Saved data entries
================

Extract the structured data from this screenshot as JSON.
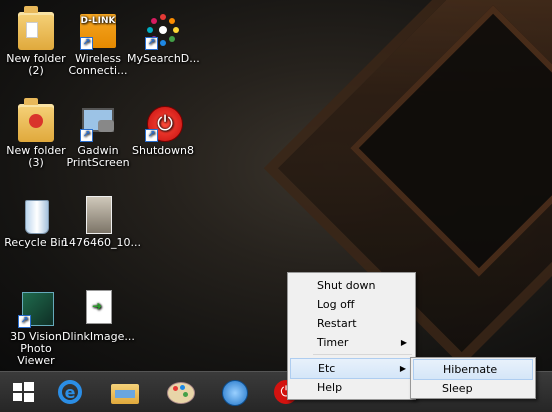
{
  "desktop": {
    "icons": [
      {
        "label": "New folder\n(2)",
        "kind": "folder"
      },
      {
        "label": "Wireless Connecti...",
        "kind": "dlink"
      },
      {
        "label": "MySearchD...",
        "kind": "dots"
      },
      {
        "label": "New folder\n(3)",
        "kind": "folder-music"
      },
      {
        "label": "Gadwin PrintScreen",
        "kind": "monitor"
      },
      {
        "label": "Shutdown8",
        "kind": "power"
      },
      {
        "label": "Recycle Bin",
        "kind": "recycle"
      },
      {
        "label": "1476460_10...",
        "kind": "photo"
      },
      {
        "label": "3D Vision Photo Viewer",
        "kind": "3d"
      },
      {
        "label": "DlinkImage...",
        "kind": "document"
      }
    ],
    "dlink_logo": "D-LINK"
  },
  "context_menu": {
    "items": [
      {
        "label": "Shut down",
        "submenu": false,
        "highlighted": false
      },
      {
        "label": "Log off",
        "submenu": false,
        "highlighted": false
      },
      {
        "label": "Restart",
        "submenu": false,
        "highlighted": false
      },
      {
        "label": "Timer",
        "submenu": true,
        "highlighted": false
      },
      {
        "label": "Etc",
        "submenu": true,
        "highlighted": true
      },
      {
        "label": "Help",
        "submenu": false,
        "highlighted": false
      }
    ],
    "submenu_glyph": "▶"
  },
  "submenu": {
    "items": [
      {
        "label": "Hibernate",
        "highlighted": true
      },
      {
        "label": "Sleep",
        "highlighted": false
      }
    ]
  },
  "taskbar": {
    "items": [
      "start-icon",
      "internet-explorer-icon",
      "file-explorer-icon",
      "paint-icon",
      "media-icon",
      "shutdown8-icon"
    ]
  },
  "colors": {
    "highlight": "#d5e6f8",
    "menu_bg": "#f0f0f0"
  }
}
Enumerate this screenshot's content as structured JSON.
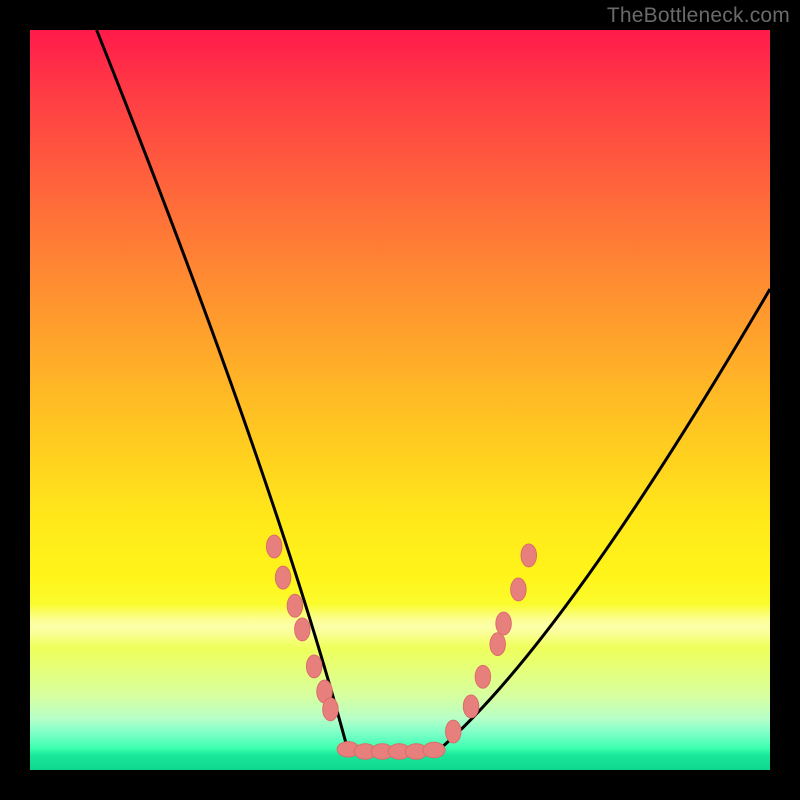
{
  "watermark": "TheBottleneck.com",
  "colors": {
    "curve_stroke": "#000000",
    "marker_fill": "#e77f7d",
    "marker_stroke": "#d96a68",
    "frame": "#000000"
  },
  "chart_data": {
    "type": "line",
    "title": "",
    "xlabel": "",
    "ylabel": "",
    "xlim": [
      0,
      100
    ],
    "ylim": [
      0,
      100
    ],
    "left_curve": {
      "start": [
        9,
        100
      ],
      "end": [
        43,
        2.5
      ],
      "control": [
        33,
        40
      ]
    },
    "flat_segment": {
      "start": [
        43,
        2.5
      ],
      "end": [
        55,
        2.5
      ]
    },
    "right_curve": {
      "start": [
        55,
        2.5
      ],
      "end": [
        100,
        65
      ],
      "control": [
        72,
        17
      ]
    },
    "left_markers_xy": [
      [
        33.0,
        30.2
      ],
      [
        34.2,
        26.0
      ],
      [
        35.8,
        22.2
      ],
      [
        36.8,
        19.0
      ],
      [
        38.4,
        14.0
      ],
      [
        39.8,
        10.6
      ],
      [
        40.6,
        8.2
      ]
    ],
    "flat_markers_xy": [
      [
        43.0,
        2.8
      ],
      [
        45.3,
        2.5
      ],
      [
        47.6,
        2.5
      ],
      [
        49.9,
        2.5
      ],
      [
        52.2,
        2.5
      ],
      [
        54.6,
        2.7
      ]
    ],
    "right_markers_xy": [
      [
        57.2,
        5.2
      ],
      [
        59.6,
        8.6
      ],
      [
        61.2,
        12.6
      ],
      [
        63.2,
        17.0
      ],
      [
        64.0,
        19.8
      ],
      [
        66.0,
        24.4
      ],
      [
        67.4,
        29.0
      ]
    ]
  }
}
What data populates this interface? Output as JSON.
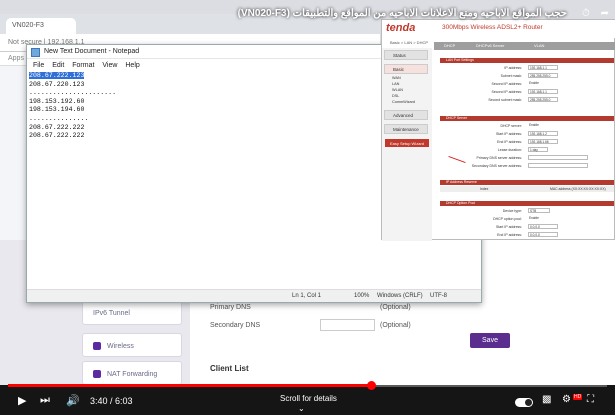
{
  "video": {
    "title": "حجب المواقع الاباحيه ومنع الاعلانات الاباحيه من المواقع والتطبيقات (VN020-F3)",
    "time_current": "3:40",
    "time_total": "6:03",
    "time_sep": " / ",
    "progress_fraction": 0.606,
    "scroll_hint": "Scroll for details",
    "accent": "#ff0000"
  },
  "bg_browser": {
    "tab_label": "VN020-F3",
    "address": "Not secure | 192.168.1.1",
    "bookmarks_label": "Apps",
    "sidebar_items": [
      {
        "label": "IPv6 Tunnel"
      },
      {
        "label": "Wireless"
      },
      {
        "label": "NAT Forwarding"
      }
    ],
    "fields": [
      {
        "label": "Primary DNS",
        "hint": "(Optional)"
      },
      {
        "label": "Secondary DNS",
        "hint": "(Optional)"
      }
    ],
    "save_label": "Save",
    "client_list_label": "Client List",
    "save_color": "#5b2d8e"
  },
  "notepad": {
    "title": "New Text Document - Notepad",
    "menu": [
      "File",
      "Edit",
      "Format",
      "View",
      "Help"
    ],
    "lines": [
      "208.67.222.123",
      "208.67.220.123",
      "......................",
      "198.153.192.60",
      "198.153.194.60",
      "...............",
      "208.67.222.222",
      "208.67.222.222"
    ],
    "status": {
      "position": "Ln 1, Col 1",
      "zoom": "100%",
      "line_ending": "Windows (CRLF)",
      "encoding": "UTF-8"
    }
  },
  "router": {
    "logo": "tenda",
    "model": "300Mbps Wireless ADSL2+ Router",
    "breadcrumb": "Basic > LAN > DHCP",
    "tabs": [
      "DHCP",
      "DHCPv6 Server",
      "VLAN"
    ],
    "nav": [
      "Status",
      "Basic",
      "Advanced",
      "Maintenance"
    ],
    "nav_sub": [
      "WAN",
      "LAN",
      "WLAN",
      "DSL",
      "CommWizard"
    ],
    "setup_label": "Easy Setup Wizard",
    "lan_section": "LAN Port Settings",
    "lan_rows": [
      {
        "label": "IP address:",
        "value": "192.168.1.1"
      },
      {
        "label": "Subnet mask:",
        "value": "255.255.255.0"
      },
      {
        "label": "Second IP address:",
        "value": "Enable"
      },
      {
        "label": "Second IP address:",
        "value": "192.168.1.1"
      },
      {
        "label": "Second subnet mask:",
        "value": "255.255.255.0"
      }
    ],
    "dhcp_section": "DHCP Server",
    "dhcp_rows": [
      {
        "label": "DHCP server:",
        "value": "Enable"
      },
      {
        "label": "Start IP address:",
        "value": "192.168.1.2"
      },
      {
        "label": "End IP address:",
        "value": "192.168.1.66"
      },
      {
        "label": "Lease duration:",
        "value": "1 day"
      },
      {
        "label": "Primary DNS server address:",
        "value": ""
      },
      {
        "label": "Secondary DNS server address:",
        "value": ""
      }
    ],
    "reserve_section": "IP Address Reserve",
    "reserve_cols": [
      "Index",
      "MAC address (XX:XX:XX:XX:XX:XX)"
    ],
    "option_section": "DHCP Option Pool",
    "option_rows": [
      {
        "label": "Device type:",
        "value": "STB"
      },
      {
        "label": "DHCP option pool:",
        "value": "Enable"
      },
      {
        "label": "Start IP address:",
        "value": "0.0.0.0"
      },
      {
        "label": "End IP address:",
        "value": "0.0.0.0"
      }
    ],
    "brand_color": "#c0392b"
  }
}
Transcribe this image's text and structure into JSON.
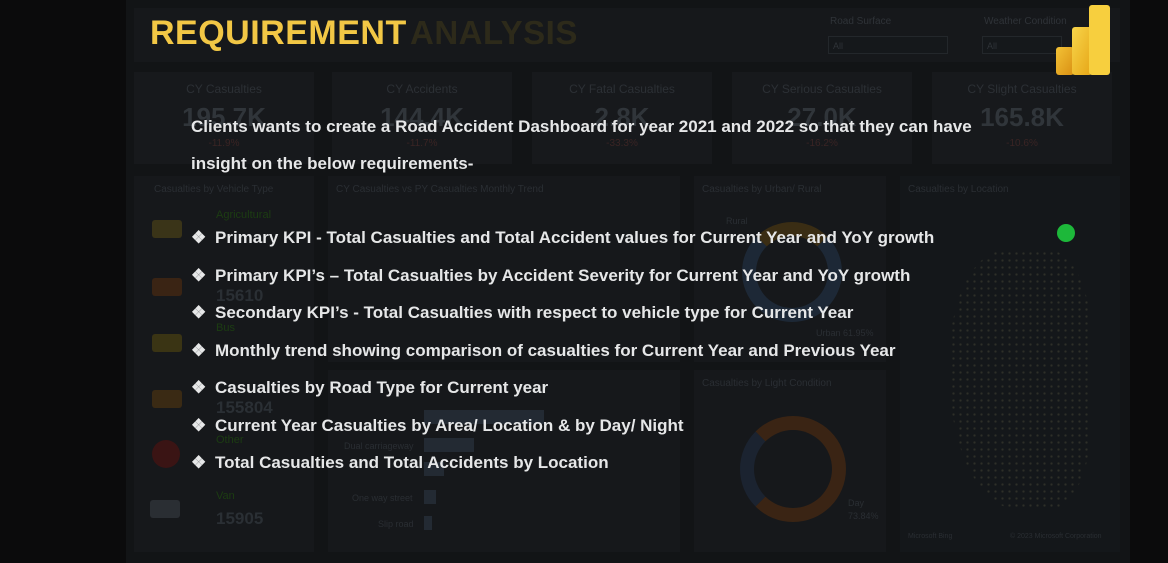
{
  "title": "REQUIREMENT",
  "background": {
    "title_ghost": "ANALYSIS",
    "filters": [
      {
        "label": "Road Surface",
        "value": "All"
      },
      {
        "label": "Weather Condition",
        "value": "All"
      }
    ],
    "kpis": [
      {
        "title": "CY Casualties",
        "value": "195.7K",
        "change": "-11.9%"
      },
      {
        "title": "CY Accidents",
        "value": "144.4K",
        "change": "-11.7%"
      },
      {
        "title": "CY Fatal Casualties",
        "value": "2.8K",
        "change": "-33.3%"
      },
      {
        "title": "CY Serious Casualties",
        "value": "27.0K",
        "change": "-16.2%"
      },
      {
        "title": "CY Slight Casualties",
        "value": "165.8K",
        "change": "-10.6%"
      }
    ],
    "panels": {
      "vehicle": "Casualties by Vehicle Type",
      "trend": "CY Casualties vs PY Casualties Monthly Trend",
      "urban": "Casualties by Urban/ Rural",
      "location": "Casualties by Location",
      "light": "Casualties by Light Condition"
    },
    "vehicles": [
      {
        "name": "Agricultural",
        "value": ""
      },
      {
        "name": "",
        "value": "15610"
      },
      {
        "name": "Bus",
        "value": ""
      },
      {
        "name": "",
        "value": "155804"
      },
      {
        "name": "Other",
        "value": ""
      },
      {
        "name": "Van",
        "value": "15905"
      }
    ],
    "urban_labels": {
      "rural": "Rural",
      "urban": "Urban 61.95%"
    },
    "light_labels": {
      "day": "Day",
      "day_pct": "73.84%"
    },
    "road_types": [
      "Dual carriageway",
      "One way street",
      "Slip road"
    ],
    "map_credits": {
      "left": "Microsoft Bing",
      "right": "© 2023 Microsoft Corporation"
    }
  },
  "intro": "Clients wants to create a Road Accident Dashboard for year 2021 and 2022 so that they can have insight on the below requirements-",
  "bullet": "❖",
  "requirements": [
    "Primary KPI - Total Casualties and Total Accident values for Current Year and YoY growth",
    "Primary KPI’s – Total Casualties by Accident Severity for Current Year and YoY growth",
    "Secondary KPI’s - Total Casualties with respect to vehicle type for Current Year",
    "Monthly trend showing comparison of casualties for Current Year and Previous Year",
    "Casualties by Road Type for Current year",
    "Current Year Casualties by Area/ Location & by Day/ Night",
    "Total Casualties and Total Accidents by Location"
  ],
  "colors": {
    "title": "#f2c745",
    "text": "#e6e7e8",
    "status_dot": "#1db83a"
  },
  "icons": [
    "power-bi-logo-icon",
    "status-dot-icon"
  ]
}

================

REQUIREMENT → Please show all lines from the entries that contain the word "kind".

ANSWER TO THIS PROBLEM →
        "kind": "folder"
        "kind": "dlink"
        "kind": "dots"
        "kind": "folder-music"
        "kind": "monitor"
        "kind": "power"
        "kind": "recycle"
        "kind": "photo"
        "kind": "3d"
        "kind": "document"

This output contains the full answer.